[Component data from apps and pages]
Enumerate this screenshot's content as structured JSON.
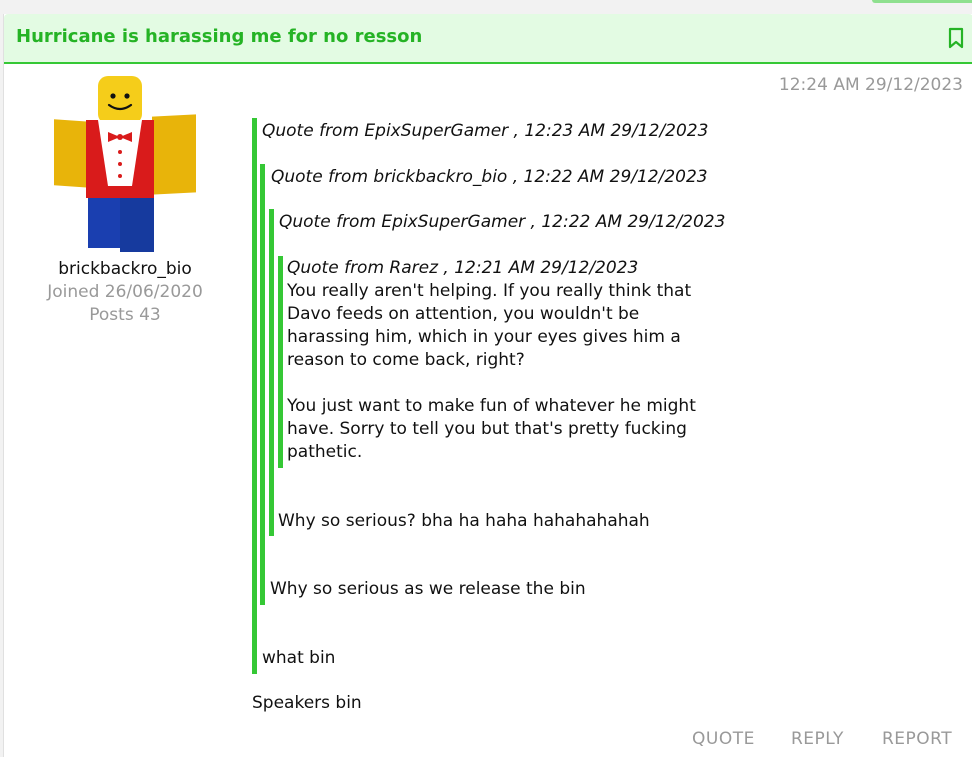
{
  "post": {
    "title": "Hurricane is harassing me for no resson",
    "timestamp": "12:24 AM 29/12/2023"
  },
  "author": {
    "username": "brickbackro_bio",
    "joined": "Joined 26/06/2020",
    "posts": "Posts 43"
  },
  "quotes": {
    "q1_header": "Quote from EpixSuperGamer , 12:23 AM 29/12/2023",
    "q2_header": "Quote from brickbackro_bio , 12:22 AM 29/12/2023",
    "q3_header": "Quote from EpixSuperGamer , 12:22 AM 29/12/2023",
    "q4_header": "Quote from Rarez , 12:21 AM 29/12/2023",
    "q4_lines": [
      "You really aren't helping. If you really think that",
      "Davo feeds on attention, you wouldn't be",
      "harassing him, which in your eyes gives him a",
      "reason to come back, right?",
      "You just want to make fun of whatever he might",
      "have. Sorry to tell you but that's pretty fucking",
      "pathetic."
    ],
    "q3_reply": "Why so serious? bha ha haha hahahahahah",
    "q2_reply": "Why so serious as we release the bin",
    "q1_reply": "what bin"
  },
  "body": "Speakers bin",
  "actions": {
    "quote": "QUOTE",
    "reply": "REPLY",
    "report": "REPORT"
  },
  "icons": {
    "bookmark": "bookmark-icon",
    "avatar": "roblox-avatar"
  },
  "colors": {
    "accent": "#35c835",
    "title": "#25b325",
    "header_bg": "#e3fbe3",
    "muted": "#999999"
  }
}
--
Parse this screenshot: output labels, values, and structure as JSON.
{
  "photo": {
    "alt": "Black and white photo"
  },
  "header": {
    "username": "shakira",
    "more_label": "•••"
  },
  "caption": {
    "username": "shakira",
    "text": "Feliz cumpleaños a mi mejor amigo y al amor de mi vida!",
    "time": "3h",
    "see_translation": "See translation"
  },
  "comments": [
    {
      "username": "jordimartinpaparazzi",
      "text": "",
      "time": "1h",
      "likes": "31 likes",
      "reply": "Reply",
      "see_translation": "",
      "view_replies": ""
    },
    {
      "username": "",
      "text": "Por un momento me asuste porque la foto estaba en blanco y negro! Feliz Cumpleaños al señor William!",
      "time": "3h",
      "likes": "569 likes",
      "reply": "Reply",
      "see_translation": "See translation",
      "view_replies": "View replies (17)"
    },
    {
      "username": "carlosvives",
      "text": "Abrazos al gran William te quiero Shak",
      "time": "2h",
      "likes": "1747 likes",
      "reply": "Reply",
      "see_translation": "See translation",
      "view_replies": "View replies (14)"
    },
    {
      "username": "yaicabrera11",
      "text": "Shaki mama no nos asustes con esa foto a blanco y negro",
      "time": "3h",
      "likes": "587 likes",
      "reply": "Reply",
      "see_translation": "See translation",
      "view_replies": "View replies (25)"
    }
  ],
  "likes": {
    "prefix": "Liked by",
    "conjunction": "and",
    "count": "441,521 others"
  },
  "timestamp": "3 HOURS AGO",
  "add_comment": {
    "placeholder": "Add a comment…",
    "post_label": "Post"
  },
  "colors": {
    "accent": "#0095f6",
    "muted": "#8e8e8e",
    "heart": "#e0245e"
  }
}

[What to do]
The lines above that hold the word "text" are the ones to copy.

[Answer to this exercise]
    "text": "Feliz cumpleaños a mi mejor amigo y al amor de mi vida!",
      "text": "",
      "text": "Por un momento me asuste porque la foto estaba en blanco y negro! Feliz Cumpleaños al señor William!",
      "text": "Abrazos al gran William te quiero Shak",
      "text": "Shaki mama no nos asustes con esa foto a blanco y negro",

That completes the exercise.